## PROBLEM STATEMENT
Which lines of the data contain the string "Pins"? Copy every one.
(RECORD EXTRACTS)
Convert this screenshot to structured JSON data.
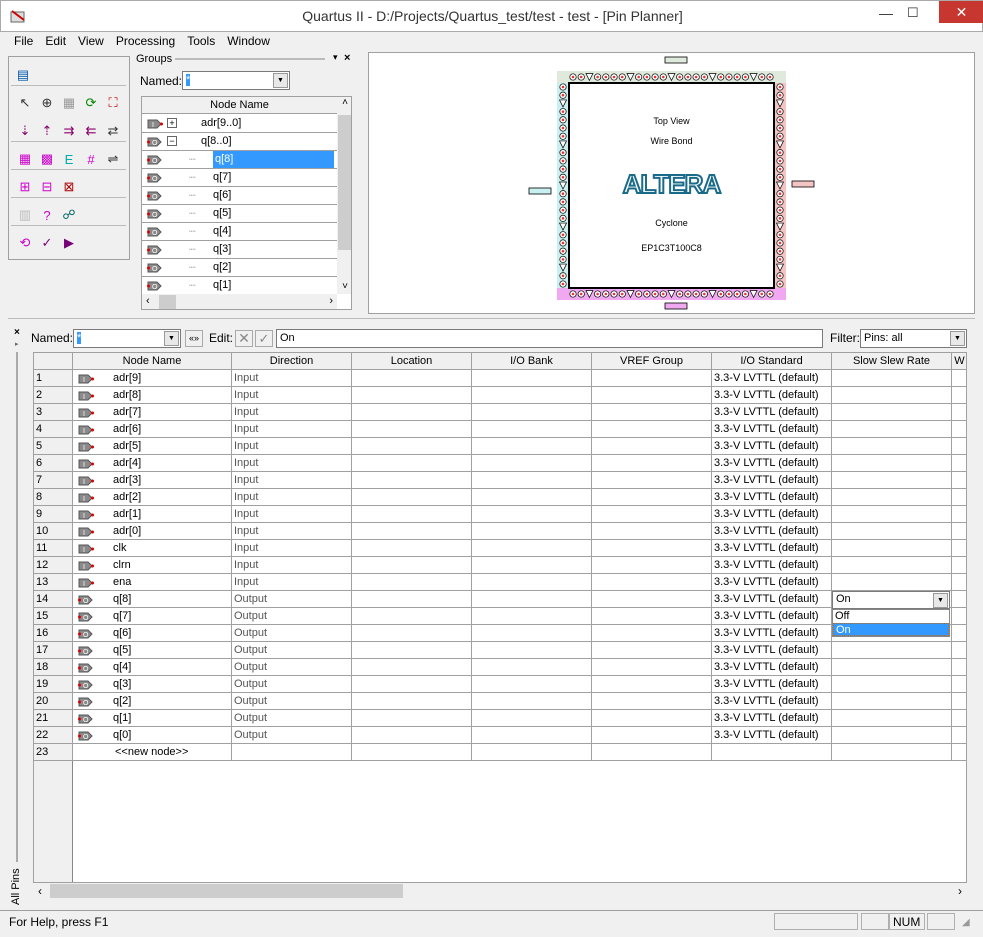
{
  "window": {
    "title": "Quartus II - D:/Projects/Quartus_test/test - test - [Pin Planner]"
  },
  "menu": [
    "File",
    "Edit",
    "View",
    "Processing",
    "Tools",
    "Window"
  ],
  "groups": {
    "title": "Groups",
    "named_label": "Named:",
    "named_value": "*",
    "header": "Node Name",
    "items": [
      {
        "label": "adr[9..0]",
        "type": "input-group",
        "expander": "+"
      },
      {
        "label": "q[8..0]",
        "type": "output-group",
        "expander": "−"
      },
      {
        "label": "q[8]",
        "selected": true
      },
      {
        "label": "q[7]"
      },
      {
        "label": "q[6]"
      },
      {
        "label": "q[5]"
      },
      {
        "label": "q[4]"
      },
      {
        "label": "q[3]"
      },
      {
        "label": "q[2]"
      },
      {
        "label": "q[1]"
      }
    ]
  },
  "chip": {
    "view": "Top View",
    "bond": "Wire Bond",
    "logo": "ALTERA",
    "family": "Cyclone",
    "device": "EP1C3T100C8"
  },
  "filterbar": {
    "named_label": "Named:",
    "named_value": "*",
    "edit_label": "Edit:",
    "edit_value": "On",
    "filter_label": "Filter:",
    "filter_value": "Pins: all"
  },
  "table": {
    "columns": [
      "",
      "Node Name",
      "Direction",
      "Location",
      "I/O Bank",
      "VREF Group",
      "I/O Standard",
      "Slow Slew Rate",
      "W"
    ],
    "rows": [
      {
        "n": "1",
        "name": "adr[9]",
        "dir": "Input",
        "std": "3.3-V LVTTL (default)",
        "t": "i"
      },
      {
        "n": "2",
        "name": "adr[8]",
        "dir": "Input",
        "std": "3.3-V LVTTL (default)",
        "t": "i"
      },
      {
        "n": "3",
        "name": "adr[7]",
        "dir": "Input",
        "std": "3.3-V LVTTL (default)",
        "t": "i"
      },
      {
        "n": "4",
        "name": "adr[6]",
        "dir": "Input",
        "std": "3.3-V LVTTL (default)",
        "t": "i"
      },
      {
        "n": "5",
        "name": "adr[5]",
        "dir": "Input",
        "std": "3.3-V LVTTL (default)",
        "t": "i"
      },
      {
        "n": "6",
        "name": "adr[4]",
        "dir": "Input",
        "std": "3.3-V LVTTL (default)",
        "t": "i"
      },
      {
        "n": "7",
        "name": "adr[3]",
        "dir": "Input",
        "std": "3.3-V LVTTL (default)",
        "t": "i"
      },
      {
        "n": "8",
        "name": "adr[2]",
        "dir": "Input",
        "std": "3.3-V LVTTL (default)",
        "t": "i"
      },
      {
        "n": "9",
        "name": "adr[1]",
        "dir": "Input",
        "std": "3.3-V LVTTL (default)",
        "t": "i"
      },
      {
        "n": "10",
        "name": "adr[0]",
        "dir": "Input",
        "std": "3.3-V LVTTL (default)",
        "t": "i"
      },
      {
        "n": "11",
        "name": "clk",
        "dir": "Input",
        "std": "3.3-V LVTTL (default)",
        "t": "i"
      },
      {
        "n": "12",
        "name": "clrn",
        "dir": "Input",
        "std": "3.3-V LVTTL (default)",
        "t": "i"
      },
      {
        "n": "13",
        "name": "ena",
        "dir": "Input",
        "std": "3.3-V LVTTL (default)",
        "t": "i"
      },
      {
        "n": "14",
        "name": "q[8]",
        "dir": "Output",
        "std": "3.3-V LVTTL (default)",
        "t": "o"
      },
      {
        "n": "15",
        "name": "q[7]",
        "dir": "Output",
        "std": "3.3-V LVTTL (default)",
        "t": "o"
      },
      {
        "n": "16",
        "name": "q[6]",
        "dir": "Output",
        "std": "3.3-V LVTTL (default)",
        "t": "o"
      },
      {
        "n": "17",
        "name": "q[5]",
        "dir": "Output",
        "std": "3.3-V LVTTL (default)",
        "t": "o"
      },
      {
        "n": "18",
        "name": "q[4]",
        "dir": "Output",
        "std": "3.3-V LVTTL (default)",
        "t": "o"
      },
      {
        "n": "19",
        "name": "q[3]",
        "dir": "Output",
        "std": "3.3-V LVTTL (default)",
        "t": "o"
      },
      {
        "n": "20",
        "name": "q[2]",
        "dir": "Output",
        "std": "3.3-V LVTTL (default)",
        "t": "o"
      },
      {
        "n": "21",
        "name": "q[1]",
        "dir": "Output",
        "std": "3.3-V LVTTL (default)",
        "t": "o"
      },
      {
        "n": "22",
        "name": "q[0]",
        "dir": "Output",
        "std": "3.3-V LVTTL (default)",
        "t": "o"
      },
      {
        "n": "23",
        "name": "<<new node>>",
        "dir": "",
        "std": "",
        "t": ""
      }
    ],
    "slew_editor": {
      "value": "On",
      "options": [
        "Off",
        "On"
      ],
      "selected": "On"
    }
  },
  "side_tab": "All Pins",
  "status": {
    "help": "For Help, press F1",
    "num": "NUM"
  },
  "colors": {
    "selection": "#3399ff",
    "close": "#c7372f",
    "altera": "#1a6a8a"
  }
}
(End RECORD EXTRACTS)
## ANSWER SPACE
    "filter_value": "Pins: all"
  "side_tab": "All Pins",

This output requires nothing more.